YOUR GOAL> Each line of the listing below that includes "name" should be reported.

DATA SHOWN>
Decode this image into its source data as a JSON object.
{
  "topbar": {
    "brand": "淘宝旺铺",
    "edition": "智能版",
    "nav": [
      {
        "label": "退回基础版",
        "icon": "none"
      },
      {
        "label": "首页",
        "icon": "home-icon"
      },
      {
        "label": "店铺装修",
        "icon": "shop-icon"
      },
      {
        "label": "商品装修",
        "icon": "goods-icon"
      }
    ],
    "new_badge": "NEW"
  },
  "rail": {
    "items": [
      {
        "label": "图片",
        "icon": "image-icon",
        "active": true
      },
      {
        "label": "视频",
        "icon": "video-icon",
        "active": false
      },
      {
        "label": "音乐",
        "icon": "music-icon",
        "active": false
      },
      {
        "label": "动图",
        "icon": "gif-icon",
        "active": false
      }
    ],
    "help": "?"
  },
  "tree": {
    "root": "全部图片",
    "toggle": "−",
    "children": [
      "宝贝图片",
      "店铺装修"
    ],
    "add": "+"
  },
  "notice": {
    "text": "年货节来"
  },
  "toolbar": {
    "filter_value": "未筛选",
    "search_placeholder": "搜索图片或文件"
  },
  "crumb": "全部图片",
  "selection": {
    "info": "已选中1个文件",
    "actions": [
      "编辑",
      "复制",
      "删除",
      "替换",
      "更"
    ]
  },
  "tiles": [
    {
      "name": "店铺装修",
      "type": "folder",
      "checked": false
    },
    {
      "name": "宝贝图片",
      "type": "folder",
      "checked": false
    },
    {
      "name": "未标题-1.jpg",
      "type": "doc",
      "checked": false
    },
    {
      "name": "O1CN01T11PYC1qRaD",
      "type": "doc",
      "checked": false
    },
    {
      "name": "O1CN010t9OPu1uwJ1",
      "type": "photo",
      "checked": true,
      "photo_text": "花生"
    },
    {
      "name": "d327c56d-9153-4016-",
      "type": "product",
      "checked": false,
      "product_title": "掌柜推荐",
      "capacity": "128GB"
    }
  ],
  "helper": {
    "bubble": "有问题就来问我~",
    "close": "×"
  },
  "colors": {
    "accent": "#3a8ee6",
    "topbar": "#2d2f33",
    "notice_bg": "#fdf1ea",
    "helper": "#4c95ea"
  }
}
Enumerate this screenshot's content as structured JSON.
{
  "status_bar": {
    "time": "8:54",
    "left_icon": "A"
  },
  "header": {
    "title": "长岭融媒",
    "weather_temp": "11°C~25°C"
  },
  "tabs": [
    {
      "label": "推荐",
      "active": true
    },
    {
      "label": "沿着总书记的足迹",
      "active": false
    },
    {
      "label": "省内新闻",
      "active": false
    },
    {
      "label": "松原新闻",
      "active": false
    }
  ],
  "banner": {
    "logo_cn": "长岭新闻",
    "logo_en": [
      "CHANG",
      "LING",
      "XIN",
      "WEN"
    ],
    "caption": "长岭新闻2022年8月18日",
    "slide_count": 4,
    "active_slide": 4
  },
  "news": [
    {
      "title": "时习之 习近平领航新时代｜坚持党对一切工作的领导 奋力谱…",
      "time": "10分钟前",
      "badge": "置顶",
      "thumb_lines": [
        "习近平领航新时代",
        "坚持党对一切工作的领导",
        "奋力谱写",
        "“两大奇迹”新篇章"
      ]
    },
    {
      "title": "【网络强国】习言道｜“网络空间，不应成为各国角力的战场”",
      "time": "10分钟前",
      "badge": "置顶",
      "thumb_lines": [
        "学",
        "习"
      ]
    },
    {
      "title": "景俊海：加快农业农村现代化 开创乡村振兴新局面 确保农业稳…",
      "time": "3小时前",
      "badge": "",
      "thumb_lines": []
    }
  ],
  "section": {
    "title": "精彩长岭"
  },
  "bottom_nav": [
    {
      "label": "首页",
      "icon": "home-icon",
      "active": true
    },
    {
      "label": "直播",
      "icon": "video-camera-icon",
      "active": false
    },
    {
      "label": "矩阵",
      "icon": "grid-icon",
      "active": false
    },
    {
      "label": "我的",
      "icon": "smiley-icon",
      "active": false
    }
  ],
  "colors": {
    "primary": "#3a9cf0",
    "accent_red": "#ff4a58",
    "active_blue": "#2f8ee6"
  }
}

REPLY TO THE TASK>
      "name": "店铺装修",
      "name": "宝贝图片",
      "name": "未标题-1.jpg",
      "name": "O1CN01T11PYC1qRaD",
      "name": "O1CN010t9OPu1uwJ1",
      "name": "d327c56d-9153-4016-",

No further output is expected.